When you go to a musical, the sounds you expect to hear coming from the audience are laughter, cheering and applause. What you don’t expect to hear is sniggering but I’m afraid that sound was to the fore at the Ashcroft Theatre in Croydon during last night’s performance of Carnival Dreams: The Musical. There was sniggering at the ludicrous plot, the trite, clichéd dialogue and the instantly forgettable music and lyrics.
Let’s start with the plot such as it was. Set in Argentina during the carnival season, it’s ostensibly about a group of teenagers being schooled to win a samba competition. There are also a number of sub-plots including spousal abuse, teenage love, closet homosexuality, prostitution, gay bashing, murder and madness!
Why it’s set in Argentina I have no idea – apart from the contrived carnival dance competition plot. The actors don’t look vaguely Argentinian, they don’t talk like Argentinians and there’s no real reference to Argentina – except for their names and one character wearing an Argentinian national football shirt. In one song there’s a mention of “endless cups of tea” – in Argentina?! Then in another the lyric uses the phrase “Even for a few quid”, followed by dialogue asking for “pesos”! Later on Carmen (the stereotypical gay transvestite character) tells an tired, old joke about selling herself for dollars and cents! As I said, there’s nothing Argentinian about the show and the dialogue and story would have been just at home in Manchester, Birmingham – or indeed in Croydon. However right at the end a new character appears to collect a prize and says in a thick South American accent “Muchos Gracias Senor”!

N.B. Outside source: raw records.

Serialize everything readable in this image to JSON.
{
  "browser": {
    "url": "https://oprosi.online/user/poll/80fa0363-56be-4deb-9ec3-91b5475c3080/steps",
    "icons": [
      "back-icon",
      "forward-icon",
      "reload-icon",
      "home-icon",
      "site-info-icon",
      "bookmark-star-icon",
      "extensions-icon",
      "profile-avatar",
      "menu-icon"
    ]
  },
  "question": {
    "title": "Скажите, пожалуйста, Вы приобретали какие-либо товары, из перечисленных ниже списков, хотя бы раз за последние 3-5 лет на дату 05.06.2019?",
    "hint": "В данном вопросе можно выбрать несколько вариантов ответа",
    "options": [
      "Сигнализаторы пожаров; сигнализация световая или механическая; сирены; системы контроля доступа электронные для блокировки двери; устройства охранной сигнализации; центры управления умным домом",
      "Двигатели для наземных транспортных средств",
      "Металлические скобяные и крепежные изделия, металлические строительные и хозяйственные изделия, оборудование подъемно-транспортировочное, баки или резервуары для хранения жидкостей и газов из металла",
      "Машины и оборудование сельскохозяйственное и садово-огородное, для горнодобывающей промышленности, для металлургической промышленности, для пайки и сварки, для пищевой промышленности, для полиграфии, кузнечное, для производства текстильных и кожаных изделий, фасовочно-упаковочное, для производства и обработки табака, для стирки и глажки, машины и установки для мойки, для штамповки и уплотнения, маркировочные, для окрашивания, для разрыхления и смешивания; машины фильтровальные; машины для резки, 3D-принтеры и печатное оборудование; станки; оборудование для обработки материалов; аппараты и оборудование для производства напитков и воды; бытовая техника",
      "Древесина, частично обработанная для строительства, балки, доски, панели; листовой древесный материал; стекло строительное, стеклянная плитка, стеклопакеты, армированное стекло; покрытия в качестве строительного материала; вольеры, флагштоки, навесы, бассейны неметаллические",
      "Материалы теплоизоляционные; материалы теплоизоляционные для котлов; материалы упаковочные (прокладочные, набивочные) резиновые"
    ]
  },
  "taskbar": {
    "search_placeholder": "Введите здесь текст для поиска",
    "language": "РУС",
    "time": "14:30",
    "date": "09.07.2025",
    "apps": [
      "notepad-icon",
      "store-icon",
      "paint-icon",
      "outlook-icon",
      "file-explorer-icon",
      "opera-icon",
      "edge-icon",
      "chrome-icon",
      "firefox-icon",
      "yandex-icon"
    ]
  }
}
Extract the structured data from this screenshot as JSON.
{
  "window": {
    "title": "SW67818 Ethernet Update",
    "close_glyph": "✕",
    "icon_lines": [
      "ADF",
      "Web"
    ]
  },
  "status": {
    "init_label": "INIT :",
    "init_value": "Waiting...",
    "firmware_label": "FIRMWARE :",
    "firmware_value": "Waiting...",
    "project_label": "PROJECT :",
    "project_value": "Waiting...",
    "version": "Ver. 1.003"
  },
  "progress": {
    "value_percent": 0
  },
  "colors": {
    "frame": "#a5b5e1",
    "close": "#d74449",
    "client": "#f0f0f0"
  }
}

The main “selling point” of the show is Cheryl Fergison who’s so important, that her name is above the title. If you haven’t heard of Cheryl (me neither), she had a long run in “Eastenders” as “Heather Trott”. In the show she plays the downtrodden Teresa. whose bible quoting drunk of a husband Jose, goes on to stab their daughter Christina to death. He later gets his comeuppance from a group of darkly overalled prisoners whilst they sing a song called “The Lowest Of The Low” in which they intone about being “shysters and vermin” as they beat Jose (the titular lowest of the low) to death.
This is one of those musicals that make you wonder who gave it the green light and who in their right minds would put money into it. There are hundreds of superbly written musicals out there that never see the light of day and yet something like this gets put on in a prestigious south London theatre. Norman Mark’s book and lyrics are not up to scratch. Mr Mark is an ex-psychiatric nurse who as well as writing musicals, runs a training company that focuses on equality, diversity and social care and has tacked on to the end of the show a moral that patronisingly tells us that we’re all created equally and whatever our sexual orientation or ethnicity, we’re all just the same.
Robert Orledge’s mish-mash of musical styles contains echoes of Gershwin, Lloyd Webber and Claude-Michel Schonberg amongst others but those echoes are very faint.
The staging is just plain confusing. You’re never sure where and when the action is taking place – a few neon signs do not a red-light district make and the motivations and actions of the main characters make no sense whatsoever.
The seemingly under-rehearsed young ensemble work very hard with the paucity of material they’ve been given and last night they also had to contend with mics that didn’t always work and when they did were either too loud, too quiet or echoey whilst being backed by an underpowered four-piece band.
This is just a very poor show, the sort you might expect to see on a budget cruise ship. Had I seen this on such a cruise, I think I’d have thrown myself overboard at the interval.
Review by Alan Fitter
Carnival Dreams: The Musical
It’s Carnival time in Argentina and a small community dance group are preparing for the annual Samba competition.
Whilst fighting his own inner demons, former dance champion Andre tries to instill a passion to succeed but senior dance tutor Jose’s bullying and bigotry does little to raise morale. Jose is consumed with contempt for the people who surround him. A bible-quoting misogynist who physically and mentally abuses his wife Teresa, Jose delights in trying to humiliate the flamboyantly camp drag queen Carmen and is determined to quash the growing romance between his daughter Cristina and Duarte, whose only crime is the colour of his skin. When the embittered Maria persuades Teresa and Cristina to escape Jose’s clutches, a heart-wrenching tragedy unfolds. Can the dance troupe survive and win against this adversity?
Carnival Dreams: The Musical
Wednesday 3th – Saturday 6th February 2016
Suitable for ages 12+